Between the framed piezo-prints (which I understand as inkjet prints), there are several ‘specimens’, transformed into tourist trinkets that holds ones’ attention. The idea of beholding something so dead, casting it in resin, in the name of preservation may seem absurd to many, enduring to some. 

There is something disturbing about these sets of photographs, something amiss. The exhibition can be said to contain more than three parts, one more than touted by the exhibition blurp. What’s missing, is the series of ‘traps’, and they do look uncanny and banal at the same time. I can almost recognise a sepak takraw, spray painted black but labelled as a monkey trap. Unsettling as they seem, there is a certain quiet, distant beauty about these object. Placed next to the installation work Before the Flood, consisting of hundreds of mousetraps triggered by a strong throb of bass, there is a certain resonance, and sadistic pleasure, to imagine any creature ensnared, bewitched or tricked by its’ lure.   

Without me revealing the name of the game, in a Duchampian LHOOQ tongue in cheek manner, we are confronted with our fears for cockroaches, seen in the Kings series. An unbelievable translucent white, slightly squashed ‘Tottori’ cockroach holds one’s fascination in it’s various stages of growth, suspended in plastic-like tubes. Text explaining how these insects are tracked, and captured accompany photo documents of the ‘extraction’ process.

tottori
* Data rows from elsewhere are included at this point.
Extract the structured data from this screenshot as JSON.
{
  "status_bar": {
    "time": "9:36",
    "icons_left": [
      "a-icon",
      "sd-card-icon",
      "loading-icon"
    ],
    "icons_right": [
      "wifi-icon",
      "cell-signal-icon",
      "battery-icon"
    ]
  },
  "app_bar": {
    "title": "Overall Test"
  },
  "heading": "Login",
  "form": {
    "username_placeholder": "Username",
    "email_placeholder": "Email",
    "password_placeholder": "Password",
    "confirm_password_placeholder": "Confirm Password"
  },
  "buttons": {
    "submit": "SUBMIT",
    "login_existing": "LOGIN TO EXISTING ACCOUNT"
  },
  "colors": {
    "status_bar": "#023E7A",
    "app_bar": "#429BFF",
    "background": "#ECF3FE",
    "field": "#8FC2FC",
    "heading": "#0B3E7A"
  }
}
The white cockroach reminded me of an albino cockroach, if there could be one. It also reminded me of Pieter Hugo‘s Looking Aside series dedicated to albinism, photographing Africans in …”a frank and unflinching portrait of people who are often social outsiders”.

While it may be difficult to call bluff to this elaborate setup, perfect plinths, and beautifully taken photographs, The subtle inconsistencies, puns will slowly reveal themselves as one digs deeper into the wall text, visuals, and catalogue. If a Tree Falls in the Forest challenges our perceptions of photography, of art and our understanding of nature.  Like film magic, these photographs of endearing portraits of animals, enthrall us, mirror us like Peter Jackson’s King Kong (2005) introduced giant giant gorrillas, and giant insects to the big screen as perhaps metaphors of the perils of nature, and man’s deception.

Perhaps the ultimate causal answer to the exhibition title would be the lead actress in King Kong, Ann Darrow’s response in a particular scene:

No! I said no! That’s all there is. There isn’t anymore. 

We will hear what we want to hear about nature conservation, and see what we would like to see. Only that the artist has skillfully pulled a subterfuge, questioning the validity of photography and more, enticing us to be our own naturalist to uncover the unsettling puzzle in this exhibition.

7.0 of 10 stars

Substation Gallery, till May 20